An American Childhood is a memoir, an autobiography about Dillard’s childhood in Pittsburg around the 1940’s and 1950’s. Her prose painlessly dissects the struggles and demands of childhood, of growing up. As a young girl, Dillard devours the world around her becoming intrigued and obsessed by varying fascinations such as art and rocks, bugs and literature. She stands amidst a world both beautiful and haunting, taking in the wonder of nature alongside the horror of human behavior.
Dillard’s prose captures both the inner and the outer marvels of being alive. She guides the reader through her childhood with the sobering reminder that as one grows older, the ability to appreciate the world diminishes as we become more and more aware of the self. The unconsciousness of childhood allows a girl to throw herself, wildly, into the beating world around her. And so as Dillard recounts her younger days, we feel her longing to return to those selfless, free moments, and we hear in her voice the desire to foster the same unconsciousness that children so naturally possess.
I can think of no other way to explain the breathtaking artistry of her writing than to include a short selection of her prose from An American Childhood. I sincerely hope it inspires you to pick up this book or one of her many others.
“What does it feel like to be alive? Living, you stand under a waterfall.

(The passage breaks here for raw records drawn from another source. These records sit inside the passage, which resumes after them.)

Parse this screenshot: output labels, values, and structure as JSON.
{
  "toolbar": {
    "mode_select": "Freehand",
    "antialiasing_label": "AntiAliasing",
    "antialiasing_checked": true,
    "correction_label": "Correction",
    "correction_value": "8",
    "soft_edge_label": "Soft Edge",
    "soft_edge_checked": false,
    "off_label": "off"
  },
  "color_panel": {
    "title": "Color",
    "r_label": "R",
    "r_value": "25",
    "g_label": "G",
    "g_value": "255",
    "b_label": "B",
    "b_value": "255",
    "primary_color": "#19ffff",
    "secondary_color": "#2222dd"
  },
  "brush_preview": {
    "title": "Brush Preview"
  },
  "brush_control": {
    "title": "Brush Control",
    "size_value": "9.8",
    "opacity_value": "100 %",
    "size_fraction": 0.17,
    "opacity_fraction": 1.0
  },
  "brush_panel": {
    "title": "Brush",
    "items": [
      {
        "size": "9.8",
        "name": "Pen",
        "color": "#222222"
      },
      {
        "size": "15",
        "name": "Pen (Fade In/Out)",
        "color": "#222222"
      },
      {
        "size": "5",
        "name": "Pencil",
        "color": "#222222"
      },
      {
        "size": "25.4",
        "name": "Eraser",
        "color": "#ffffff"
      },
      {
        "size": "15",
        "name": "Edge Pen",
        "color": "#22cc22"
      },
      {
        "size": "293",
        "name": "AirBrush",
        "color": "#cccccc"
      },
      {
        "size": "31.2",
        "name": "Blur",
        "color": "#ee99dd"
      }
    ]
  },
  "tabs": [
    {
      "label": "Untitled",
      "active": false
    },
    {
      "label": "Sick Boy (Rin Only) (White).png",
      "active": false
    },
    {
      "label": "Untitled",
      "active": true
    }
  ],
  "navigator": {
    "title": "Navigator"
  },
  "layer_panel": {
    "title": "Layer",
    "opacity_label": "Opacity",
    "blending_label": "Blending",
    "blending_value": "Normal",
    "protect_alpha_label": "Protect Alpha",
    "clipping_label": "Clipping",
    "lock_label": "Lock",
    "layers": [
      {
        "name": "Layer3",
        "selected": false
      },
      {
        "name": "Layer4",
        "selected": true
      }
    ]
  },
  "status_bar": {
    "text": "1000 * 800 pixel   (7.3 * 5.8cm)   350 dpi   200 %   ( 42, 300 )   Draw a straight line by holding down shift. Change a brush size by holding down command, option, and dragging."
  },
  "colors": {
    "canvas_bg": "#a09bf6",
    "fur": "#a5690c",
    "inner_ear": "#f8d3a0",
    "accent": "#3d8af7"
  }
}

You leave the sleeping shore deliberately; you shed your dusty clothes, pick your barefoot way over the high, slippery rocks, hold your breath, choose your footing, and step into the waterfall. The hard water pelts your skull, bangs in bits on your shoulders and arms. The strong water dashes down beside you and you feel it along your calves and thighs rising roughly backup, up to the roiling surface, full of bubbles that slide up your skin or break on you at full speed. Can you breathe here? Here where the force is the greatest and only the strength of your neck holds the river out of your face. Yes, you can breathe even here. You could learn to live like this. And you can, if you concentrate, even look out at the peaceful far bank where you try to raise your arms. What a racket in your ears, what a scattershot pummeling! It is time pounding at you, time. Knowing you are alive is watching on every side your generation's short time falling away as fast as rivers drop through air, and feeling it hit."